- ItemSinophobia as corporate tactic and the response of host communities(2011) Nyland, Chris; Forbes-Mewett, Helen; Thomson, Stanley BruceChina's State Council has charged that in 2009 BHP Billiton inflamed Australians' fear of “Chinese colour” in order to undermine Chinalco's (Aluminium Corporation of China) effort to increase its share of the Rio Tinto company. Though unproven, this is a serious charge and the more so because it suggests there is a risk that in the future firms challenged by Chinese competitors may emulate the alleged practice. Given this possibility, anti-racists require a sophisticated understanding of how firms might incorporate Sinophobia into their business strategies and how Chinese foreign direct investment is viewed by national and local communities. To further this response, we review the literature on the use of racism as a corporate tactic, discuss the Chinalco-BHP struggle, and provide a study of how one community reacted when offered the chance to host a large Chinese investment.

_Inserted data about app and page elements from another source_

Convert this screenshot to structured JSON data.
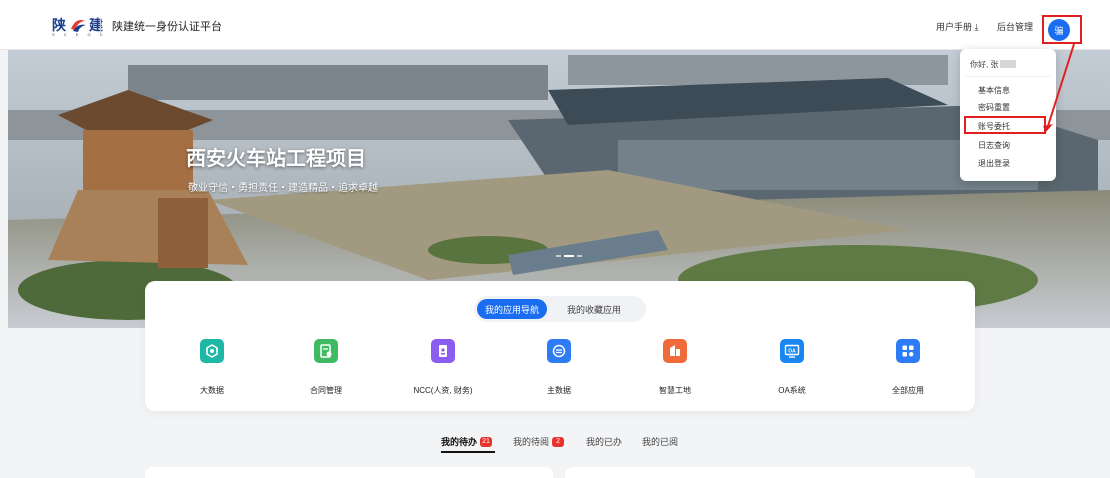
{
  "header": {
    "logo_text_left": "陕",
    "logo_text_right": "建",
    "logo_sub": "S C E G C",
    "platform_title": "陕建统一身份认证平台",
    "user_manual": "用户手册 ⤓",
    "admin": "后台管理",
    "avatar_text": "骗"
  },
  "banner": {
    "title": "西安火车站工程项目",
    "subtitle": "敬业守信・勇担责任・建造精品・追求卓越"
  },
  "user_menu": {
    "greeting": "你好, 张",
    "items": [
      "基本信息",
      "密码重置",
      "账号委托",
      "日志查询",
      "退出登录"
    ]
  },
  "app_nav": {
    "tab_active": "我的应用导航",
    "tab_inactive": "我的收藏应用",
    "apps": [
      {
        "label": "大数据",
        "icon": "big-data-icon",
        "color": "#1fb7a6"
      },
      {
        "label": "合同管理",
        "icon": "contract-icon",
        "color": "#3fba63"
      },
      {
        "label": "NCC(人资, 财务)",
        "icon": "ncc-icon",
        "color": "#8a5cf0"
      },
      {
        "label": "主数据",
        "icon": "master-data-icon",
        "color": "#2d7cf6"
      },
      {
        "label": "智慧工地",
        "icon": "smart-site-icon",
        "color": "#f06a3a"
      },
      {
        "label": "OA系统",
        "icon": "oa-icon",
        "color": "#1a86f0"
      },
      {
        "label": "全部应用",
        "icon": "all-apps-icon",
        "color": "#2d7cf6"
      }
    ]
  },
  "tasks": {
    "tabs": [
      {
        "label": "我的待办",
        "badge": "21"
      },
      {
        "label": "我的待阅",
        "badge": "2"
      },
      {
        "label": "我的已办",
        "badge": ""
      },
      {
        "label": "我的已阅",
        "badge": ""
      }
    ]
  }
}
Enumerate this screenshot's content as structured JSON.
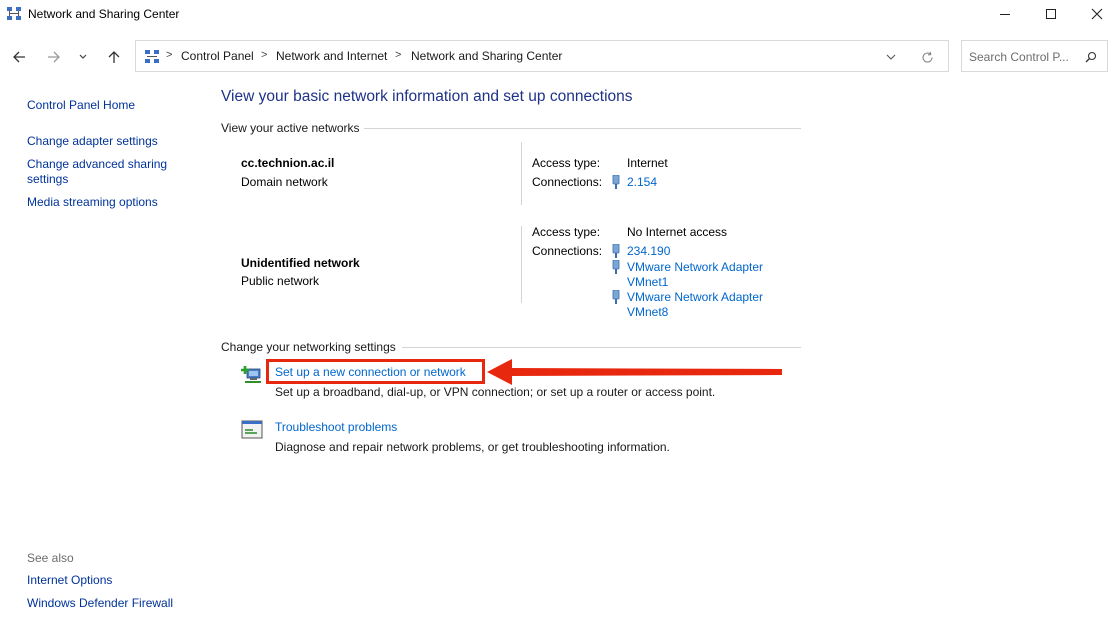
{
  "window": {
    "title": "Network and Sharing Center",
    "minimize_label": "—",
    "maximize_label": "☐",
    "close_label": "✕"
  },
  "address_bar": {
    "crumbs": [
      "Control Panel",
      "Network and Internet",
      "Network and Sharing Center"
    ],
    "separator": ">"
  },
  "search": {
    "placeholder": "Search Control P..."
  },
  "sidebar": {
    "home": "Control Panel Home",
    "adapter": "Change adapter settings",
    "advanced_line1": "Change advanced sharing",
    "advanced_line2": "settings",
    "media": "Media streaming options",
    "see_also": "See also",
    "internet_options": "Internet Options",
    "firewall": "Windows Defender Firewall"
  },
  "main": {
    "title": "View your basic network information and set up connections",
    "active_networks_header": "View your active networks",
    "networks": [
      {
        "name": "cc.technion.ac.il",
        "type": "Domain network",
        "access_type_label": "Access type:",
        "access_type": "Internet",
        "connections_label": "Connections:",
        "connections": [
          "2.154"
        ]
      },
      {
        "name": "Unidentified network",
        "type": "Public network",
        "access_type_label": "Access type:",
        "access_type": "No Internet access",
        "connections_label": "Connections:",
        "connections": [
          "234.190",
          "VMware Network Adapter",
          "VMnet1",
          "VMware Network Adapter",
          "VMnet8"
        ]
      }
    ],
    "change_settings_header": "Change your networking settings",
    "tasks": [
      {
        "link": "Set up a new connection or network",
        "desc": "Set up a broadband, dial-up, or VPN connection; or set up a router or access point."
      },
      {
        "link": "Troubleshoot problems",
        "desc": "Diagnose and repair network problems, or get troubleshooting information."
      }
    ]
  },
  "colors": {
    "link": "#0066cc",
    "highlight": "#e8280e",
    "title": "#1e3287"
  }
}
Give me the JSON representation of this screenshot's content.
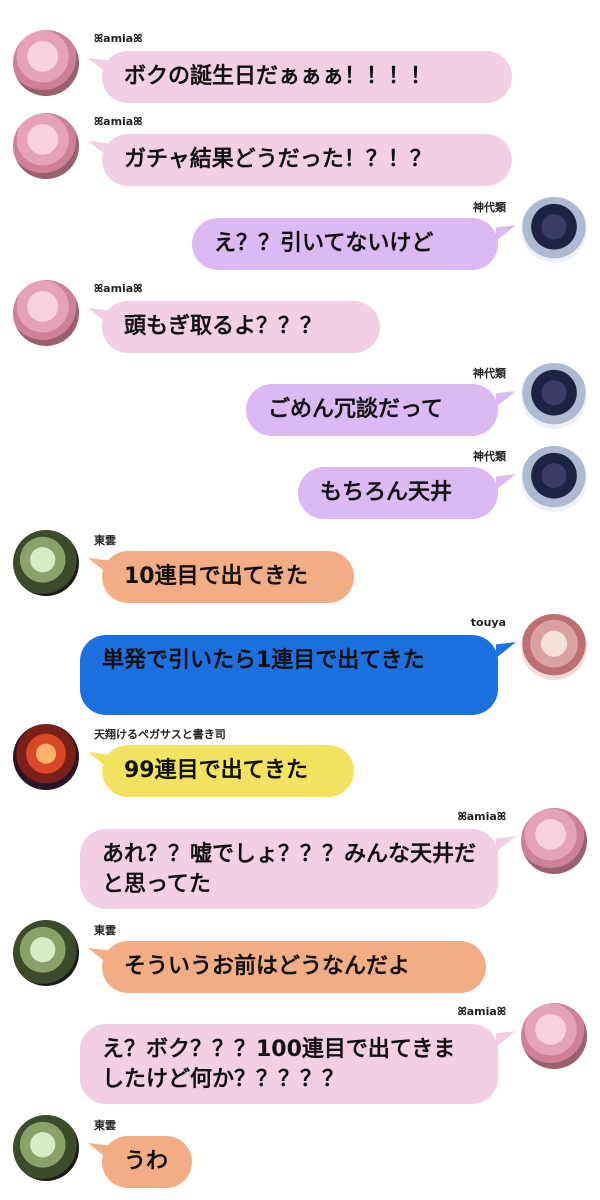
{
  "users": {
    "mizuki": {
      "name": "ꕤamiaꕤ"
    },
    "rui": {
      "name": "神代類"
    },
    "shinonome": {
      "name": "東雲"
    },
    "touya": {
      "name": "touya"
    },
    "tsukasa": {
      "name": "天翔けるペガサスと書き司"
    }
  },
  "messages": [
    {
      "text": "ボクの誕生日だぁぁぁ！！！！"
    },
    {
      "text": "ガチャ結果どうだった！？！？"
    },
    {
      "text": "え？？引いてないけど"
    },
    {
      "text": "頭もぎ取るよ？？？"
    },
    {
      "text": "ごめん冗談だって"
    },
    {
      "text": "もちろん天井"
    },
    {
      "text": "10連目で出てきた"
    },
    {
      "text": "単発で引いたら1連目で出てきた"
    },
    {
      "text": "99連目で出てきた"
    },
    {
      "text": "あれ？？嘘でしょ？？？みんな天井だと思ってた"
    },
    {
      "text": "そういうお前はどうなんだよ"
    },
    {
      "text": "え？ボク？？？100連目で出てきましたけど何か？？？？？"
    },
    {
      "text": "うわ"
    }
  ],
  "colors": {
    "pink": "#f2cfe3",
    "purple": "#dbb9f2",
    "orange": "#f3ad85",
    "blue": "#1d70e0",
    "yellow": "#f1e35f"
  },
  "icons": [
    "avatar-mizuki",
    "avatar-rui",
    "avatar-shinonome",
    "avatar-touya",
    "avatar-tsukasa"
  ]
}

- ItemSocial inequities and the manifestation of microaggression for First Nations students in the educational system in Canada and the role of transformational leadership(2021) Roache, Darcia; Thomson, Stanley Bruce; Marshall, JasonThis chapter explores through the context of transformational leadership, social justice and the inequities which lead to microaggressions towards First Nations students in the educational system in Canada. The chapter argues that acts of microaggression are pervasive in the Canadian education system and only serve to thwart opportunities for economic and social advancement of First Nations people. As such, the education of First Nations students’ needs to be approached through the lens of social justice. In order for social justice to be effective, it requires education leaders who are open, willing to facilitate change, and encourage those that they lead to strive for higher ideals. The chapter contends that transformational leadership and social justice approaches to education are well suited to enact change at the individual, group, and community levels in First Nations education and thwart the practice of microaggression toward this group within educational settings.

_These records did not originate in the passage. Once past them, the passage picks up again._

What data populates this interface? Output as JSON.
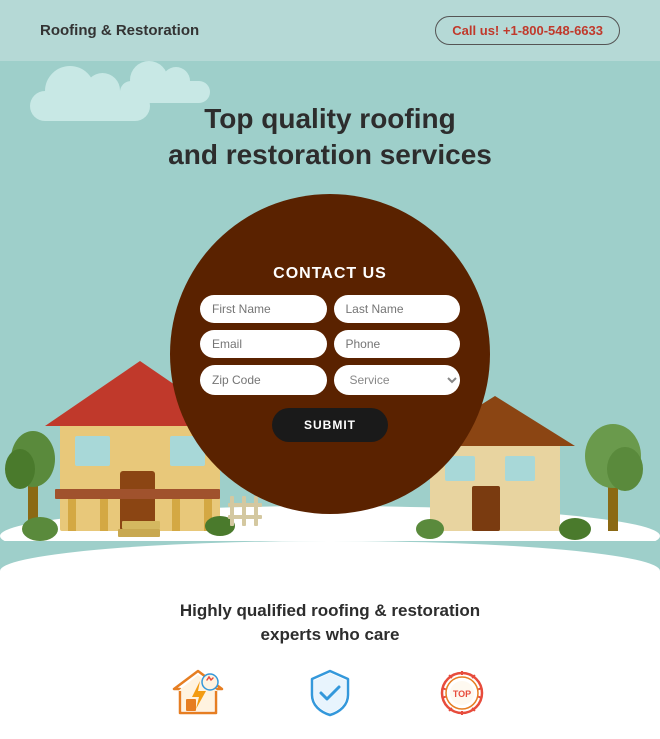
{
  "header": {
    "logo": "Roofing & Restoration",
    "call_label": "Call us!",
    "phone": "+1-800-548-6633"
  },
  "hero": {
    "title_line1": "Top quality roofing",
    "title_line2": "and restoration services"
  },
  "form": {
    "heading": "CONTACT US",
    "first_name_placeholder": "First Name",
    "last_name_placeholder": "Last Name",
    "email_placeholder": "Email",
    "phone_placeholder": "Phone",
    "zip_placeholder": "Zip Code",
    "service_placeholder": "Service",
    "submit_label": "SUBMIT"
  },
  "bottom": {
    "title_line1": "Highly qualified roofing & restoration",
    "title_line2": "experts who care"
  },
  "icons": [
    {
      "name": "house-lightning-icon",
      "label": ""
    },
    {
      "name": "shield-check-icon",
      "label": ""
    },
    {
      "name": "badge-icon",
      "label": ""
    }
  ]
}
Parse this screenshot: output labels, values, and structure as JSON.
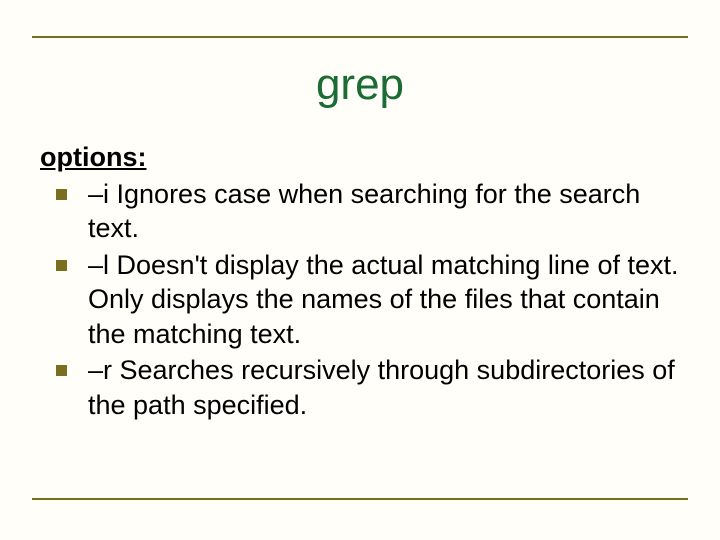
{
  "title": "grep",
  "section_heading": "options:",
  "options": [
    {
      "text": " –i   Ignores case when searching for the search text."
    },
    {
      "text": "–l Doesn't display the actual matching line of text. Only displays the names  of the files that contain the matching text."
    },
    {
      "text": " –r   Searches recursively through subdirectories of the path specified."
    }
  ],
  "colors": {
    "rule": "#7a6f1f",
    "title": "#1b6b35",
    "background": "#fffef9"
  }
}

- ItemStigma theory and religion in the workplace(2010) Thomson, Stanley BruceThe application stigma theory provides significant insights into the strategies used to manage one's own religious beliefs and the beliefs of others in the workplace. Avoidance is the most common method used by participants and religious belief guided participants in their choice of jobs, the organization and their decisions to leave.